The Ovibos moschatus reproduce sexually and are considered harem breeders (Elder 2005). Harem breeders are where one male tries to outcompete other males for the attention of the the other females in the herd (Gunn 1992).

 This results in one male having control or being the dominant male of the herd.  The males of the herd compete in a certain manner or behavior for dominance.  Through posturing, head swaying, and roaring, the males try to appall the others by these gestures (Gustine 2010).  The males start competing for dominance at the ages six or eight and continue on for their whole lifetime until they are not as large enough to compete.  The males also hit sexual maturity between three and four years of age. 

The females on the other hand are sexually mature between the ages of one to four years old.
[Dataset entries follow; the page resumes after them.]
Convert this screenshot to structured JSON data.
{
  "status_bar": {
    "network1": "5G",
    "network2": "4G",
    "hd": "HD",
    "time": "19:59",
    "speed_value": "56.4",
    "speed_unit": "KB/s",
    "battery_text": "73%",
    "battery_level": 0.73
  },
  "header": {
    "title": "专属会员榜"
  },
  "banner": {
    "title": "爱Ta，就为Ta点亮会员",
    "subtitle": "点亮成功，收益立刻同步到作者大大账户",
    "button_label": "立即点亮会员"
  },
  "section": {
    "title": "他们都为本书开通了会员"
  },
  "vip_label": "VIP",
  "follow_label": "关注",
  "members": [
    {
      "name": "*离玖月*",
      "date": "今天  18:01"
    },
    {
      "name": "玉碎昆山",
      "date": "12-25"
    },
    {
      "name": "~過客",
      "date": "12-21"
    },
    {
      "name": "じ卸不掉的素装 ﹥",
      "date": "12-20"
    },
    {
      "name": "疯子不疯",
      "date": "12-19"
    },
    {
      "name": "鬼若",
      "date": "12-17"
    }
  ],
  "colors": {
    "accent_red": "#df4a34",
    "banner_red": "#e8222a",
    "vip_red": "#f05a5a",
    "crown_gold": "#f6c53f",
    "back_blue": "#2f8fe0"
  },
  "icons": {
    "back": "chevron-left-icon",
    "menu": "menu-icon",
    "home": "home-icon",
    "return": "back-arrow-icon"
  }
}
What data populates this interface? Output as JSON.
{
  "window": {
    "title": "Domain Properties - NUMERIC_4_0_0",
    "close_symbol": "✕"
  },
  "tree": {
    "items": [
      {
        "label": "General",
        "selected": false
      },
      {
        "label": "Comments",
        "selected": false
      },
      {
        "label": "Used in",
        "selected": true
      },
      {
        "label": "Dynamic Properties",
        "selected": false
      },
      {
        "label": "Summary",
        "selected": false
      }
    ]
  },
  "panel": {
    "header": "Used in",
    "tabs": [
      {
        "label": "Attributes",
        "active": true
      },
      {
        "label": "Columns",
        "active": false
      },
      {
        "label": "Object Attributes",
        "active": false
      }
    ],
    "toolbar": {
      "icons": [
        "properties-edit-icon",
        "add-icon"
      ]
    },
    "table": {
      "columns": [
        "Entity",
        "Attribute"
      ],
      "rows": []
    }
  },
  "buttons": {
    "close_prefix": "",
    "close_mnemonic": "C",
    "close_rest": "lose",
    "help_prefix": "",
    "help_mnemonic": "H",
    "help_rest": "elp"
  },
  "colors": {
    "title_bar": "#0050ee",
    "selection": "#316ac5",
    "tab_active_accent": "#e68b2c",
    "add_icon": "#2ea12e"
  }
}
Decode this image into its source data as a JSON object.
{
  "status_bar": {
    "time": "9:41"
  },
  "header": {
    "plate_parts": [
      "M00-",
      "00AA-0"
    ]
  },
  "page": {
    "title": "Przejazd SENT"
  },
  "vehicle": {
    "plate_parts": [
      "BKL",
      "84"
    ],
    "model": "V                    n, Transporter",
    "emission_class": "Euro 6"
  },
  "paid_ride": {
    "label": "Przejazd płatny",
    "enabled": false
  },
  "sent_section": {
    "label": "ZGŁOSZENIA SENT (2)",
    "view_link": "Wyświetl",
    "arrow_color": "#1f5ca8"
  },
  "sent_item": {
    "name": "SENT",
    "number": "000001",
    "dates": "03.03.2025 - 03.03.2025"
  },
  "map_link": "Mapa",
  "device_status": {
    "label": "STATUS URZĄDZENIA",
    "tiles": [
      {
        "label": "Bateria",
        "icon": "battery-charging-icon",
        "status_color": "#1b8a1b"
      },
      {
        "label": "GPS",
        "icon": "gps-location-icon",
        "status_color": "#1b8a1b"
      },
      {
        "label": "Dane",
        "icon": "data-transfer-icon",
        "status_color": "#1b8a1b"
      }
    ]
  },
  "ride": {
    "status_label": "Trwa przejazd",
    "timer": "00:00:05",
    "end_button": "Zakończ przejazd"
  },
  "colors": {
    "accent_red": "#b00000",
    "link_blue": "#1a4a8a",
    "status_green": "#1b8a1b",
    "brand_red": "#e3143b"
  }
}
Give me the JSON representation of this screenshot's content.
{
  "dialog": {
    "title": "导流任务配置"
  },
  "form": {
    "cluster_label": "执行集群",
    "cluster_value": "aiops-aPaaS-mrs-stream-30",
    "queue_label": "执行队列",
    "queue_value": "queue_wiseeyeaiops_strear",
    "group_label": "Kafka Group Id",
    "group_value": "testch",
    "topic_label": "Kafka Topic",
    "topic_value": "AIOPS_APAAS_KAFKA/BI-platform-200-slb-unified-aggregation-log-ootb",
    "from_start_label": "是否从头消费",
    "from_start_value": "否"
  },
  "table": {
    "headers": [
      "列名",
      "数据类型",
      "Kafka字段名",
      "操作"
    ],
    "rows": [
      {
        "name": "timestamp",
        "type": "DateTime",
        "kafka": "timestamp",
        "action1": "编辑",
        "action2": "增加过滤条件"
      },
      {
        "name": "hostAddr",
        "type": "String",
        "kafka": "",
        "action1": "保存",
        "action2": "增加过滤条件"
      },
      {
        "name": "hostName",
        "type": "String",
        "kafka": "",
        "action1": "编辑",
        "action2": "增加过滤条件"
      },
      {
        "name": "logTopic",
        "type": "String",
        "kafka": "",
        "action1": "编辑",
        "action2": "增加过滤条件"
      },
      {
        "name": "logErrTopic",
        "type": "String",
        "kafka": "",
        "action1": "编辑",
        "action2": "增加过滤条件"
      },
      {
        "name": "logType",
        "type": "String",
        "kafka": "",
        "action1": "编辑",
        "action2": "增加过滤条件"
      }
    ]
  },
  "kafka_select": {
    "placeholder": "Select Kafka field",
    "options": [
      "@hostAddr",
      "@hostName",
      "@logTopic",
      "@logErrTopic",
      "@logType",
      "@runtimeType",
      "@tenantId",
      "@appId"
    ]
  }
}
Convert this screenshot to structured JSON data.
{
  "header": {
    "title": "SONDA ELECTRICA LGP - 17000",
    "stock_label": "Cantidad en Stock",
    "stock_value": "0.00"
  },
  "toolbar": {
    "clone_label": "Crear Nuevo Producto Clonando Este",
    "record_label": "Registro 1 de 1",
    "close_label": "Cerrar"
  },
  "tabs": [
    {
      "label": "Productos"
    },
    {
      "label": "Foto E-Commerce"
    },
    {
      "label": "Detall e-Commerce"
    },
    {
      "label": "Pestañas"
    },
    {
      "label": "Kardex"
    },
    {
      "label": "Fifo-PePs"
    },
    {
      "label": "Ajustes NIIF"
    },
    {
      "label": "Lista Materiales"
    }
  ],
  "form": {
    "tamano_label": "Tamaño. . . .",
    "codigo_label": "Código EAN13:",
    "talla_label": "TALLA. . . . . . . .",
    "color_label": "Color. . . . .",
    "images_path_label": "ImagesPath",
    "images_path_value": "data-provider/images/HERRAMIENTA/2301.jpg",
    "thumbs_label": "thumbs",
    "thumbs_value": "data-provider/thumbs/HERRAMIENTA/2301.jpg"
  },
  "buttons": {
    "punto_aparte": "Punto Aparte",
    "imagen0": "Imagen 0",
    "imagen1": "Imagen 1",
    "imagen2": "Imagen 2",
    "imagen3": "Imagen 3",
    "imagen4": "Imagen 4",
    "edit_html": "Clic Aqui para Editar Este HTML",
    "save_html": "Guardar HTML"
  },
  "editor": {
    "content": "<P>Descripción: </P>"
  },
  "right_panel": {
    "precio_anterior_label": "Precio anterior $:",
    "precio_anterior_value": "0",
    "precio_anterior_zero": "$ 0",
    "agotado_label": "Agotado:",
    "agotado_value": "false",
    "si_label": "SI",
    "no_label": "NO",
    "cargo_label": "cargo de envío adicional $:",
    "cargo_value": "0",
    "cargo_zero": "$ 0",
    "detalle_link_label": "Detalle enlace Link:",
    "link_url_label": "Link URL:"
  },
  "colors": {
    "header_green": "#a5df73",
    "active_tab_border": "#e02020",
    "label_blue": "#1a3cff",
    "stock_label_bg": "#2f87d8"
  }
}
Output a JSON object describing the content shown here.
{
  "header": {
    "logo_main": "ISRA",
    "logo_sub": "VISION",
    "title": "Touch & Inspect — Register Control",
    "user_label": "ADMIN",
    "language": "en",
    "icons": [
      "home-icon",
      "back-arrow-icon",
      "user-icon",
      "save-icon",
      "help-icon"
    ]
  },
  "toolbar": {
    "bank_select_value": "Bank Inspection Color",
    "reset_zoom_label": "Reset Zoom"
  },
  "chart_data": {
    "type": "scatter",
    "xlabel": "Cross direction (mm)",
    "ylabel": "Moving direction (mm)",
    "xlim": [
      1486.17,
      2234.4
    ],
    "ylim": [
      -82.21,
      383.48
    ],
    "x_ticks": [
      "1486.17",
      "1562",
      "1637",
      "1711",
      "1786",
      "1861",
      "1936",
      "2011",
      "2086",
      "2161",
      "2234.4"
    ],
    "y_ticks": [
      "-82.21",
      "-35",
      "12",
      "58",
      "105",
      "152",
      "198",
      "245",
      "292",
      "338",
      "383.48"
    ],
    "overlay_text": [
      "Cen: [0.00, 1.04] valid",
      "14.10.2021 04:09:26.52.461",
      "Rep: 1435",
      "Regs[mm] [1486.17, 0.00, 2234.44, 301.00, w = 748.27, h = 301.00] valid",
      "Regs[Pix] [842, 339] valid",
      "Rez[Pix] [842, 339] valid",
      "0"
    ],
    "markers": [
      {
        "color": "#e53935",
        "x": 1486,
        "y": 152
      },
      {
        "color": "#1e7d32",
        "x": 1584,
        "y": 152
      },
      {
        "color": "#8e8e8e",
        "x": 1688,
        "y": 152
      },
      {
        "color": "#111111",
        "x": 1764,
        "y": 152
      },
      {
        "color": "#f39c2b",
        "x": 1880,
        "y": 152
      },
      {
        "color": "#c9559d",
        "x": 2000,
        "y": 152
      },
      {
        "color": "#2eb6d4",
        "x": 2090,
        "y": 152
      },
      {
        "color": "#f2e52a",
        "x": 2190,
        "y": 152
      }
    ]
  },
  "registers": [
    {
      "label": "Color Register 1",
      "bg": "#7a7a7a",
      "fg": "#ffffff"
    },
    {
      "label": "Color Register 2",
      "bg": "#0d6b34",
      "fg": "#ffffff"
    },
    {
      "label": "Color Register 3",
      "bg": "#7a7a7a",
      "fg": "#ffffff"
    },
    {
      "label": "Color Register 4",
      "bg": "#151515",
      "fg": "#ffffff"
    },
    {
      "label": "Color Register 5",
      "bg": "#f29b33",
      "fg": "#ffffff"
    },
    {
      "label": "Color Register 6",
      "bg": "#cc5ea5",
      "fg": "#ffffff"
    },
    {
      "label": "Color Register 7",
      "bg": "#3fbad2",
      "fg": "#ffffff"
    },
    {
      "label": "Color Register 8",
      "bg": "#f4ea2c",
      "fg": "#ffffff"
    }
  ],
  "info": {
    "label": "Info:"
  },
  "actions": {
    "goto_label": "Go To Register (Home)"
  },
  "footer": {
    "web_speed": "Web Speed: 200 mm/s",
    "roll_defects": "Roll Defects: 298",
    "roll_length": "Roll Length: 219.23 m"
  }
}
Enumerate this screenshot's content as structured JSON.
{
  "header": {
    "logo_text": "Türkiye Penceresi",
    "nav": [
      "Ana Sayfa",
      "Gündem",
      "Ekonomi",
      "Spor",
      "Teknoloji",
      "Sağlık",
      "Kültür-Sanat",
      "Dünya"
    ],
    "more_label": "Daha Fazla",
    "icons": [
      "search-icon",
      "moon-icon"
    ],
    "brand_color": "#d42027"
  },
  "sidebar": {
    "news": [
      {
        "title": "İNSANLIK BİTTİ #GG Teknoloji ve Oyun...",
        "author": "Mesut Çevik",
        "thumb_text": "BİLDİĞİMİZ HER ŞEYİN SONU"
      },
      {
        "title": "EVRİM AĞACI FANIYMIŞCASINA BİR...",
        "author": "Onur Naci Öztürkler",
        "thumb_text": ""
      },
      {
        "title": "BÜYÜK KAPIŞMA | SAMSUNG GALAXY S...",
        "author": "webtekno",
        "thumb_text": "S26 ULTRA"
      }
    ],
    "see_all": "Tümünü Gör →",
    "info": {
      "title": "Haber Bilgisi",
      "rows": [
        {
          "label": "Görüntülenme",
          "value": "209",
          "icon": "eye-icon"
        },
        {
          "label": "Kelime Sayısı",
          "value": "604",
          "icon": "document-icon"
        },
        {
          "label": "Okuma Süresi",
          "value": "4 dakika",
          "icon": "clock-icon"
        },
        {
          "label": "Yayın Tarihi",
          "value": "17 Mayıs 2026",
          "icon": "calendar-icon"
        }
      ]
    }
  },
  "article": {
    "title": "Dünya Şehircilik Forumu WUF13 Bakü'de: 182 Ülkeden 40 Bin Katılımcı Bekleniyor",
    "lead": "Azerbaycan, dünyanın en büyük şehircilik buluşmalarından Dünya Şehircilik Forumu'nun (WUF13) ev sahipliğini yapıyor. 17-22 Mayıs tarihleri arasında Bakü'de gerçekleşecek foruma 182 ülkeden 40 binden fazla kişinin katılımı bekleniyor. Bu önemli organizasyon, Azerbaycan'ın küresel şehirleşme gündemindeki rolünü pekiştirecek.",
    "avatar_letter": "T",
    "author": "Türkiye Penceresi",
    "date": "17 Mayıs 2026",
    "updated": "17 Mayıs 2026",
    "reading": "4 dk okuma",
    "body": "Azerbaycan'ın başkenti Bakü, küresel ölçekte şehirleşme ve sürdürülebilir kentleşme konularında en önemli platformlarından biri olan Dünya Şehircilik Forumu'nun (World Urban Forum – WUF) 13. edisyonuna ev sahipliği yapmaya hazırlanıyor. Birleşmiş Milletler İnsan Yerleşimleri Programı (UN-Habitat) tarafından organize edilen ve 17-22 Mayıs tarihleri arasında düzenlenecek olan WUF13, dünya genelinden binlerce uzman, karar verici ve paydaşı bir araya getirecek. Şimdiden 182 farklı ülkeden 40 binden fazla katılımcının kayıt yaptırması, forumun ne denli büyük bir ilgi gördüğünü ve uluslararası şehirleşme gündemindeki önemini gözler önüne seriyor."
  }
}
The Ovibos moschatus usually mate during late August and go into September (Muskox 1995).  They give birth to ususally one offspring (twins are rare) between mid-April and mid-May.  The offspring, calves, are standing ususally after forty-five minutes.  When born, the calves weigh about nine to eleven kilograms. 

                                            Adaptation                                                     Interaction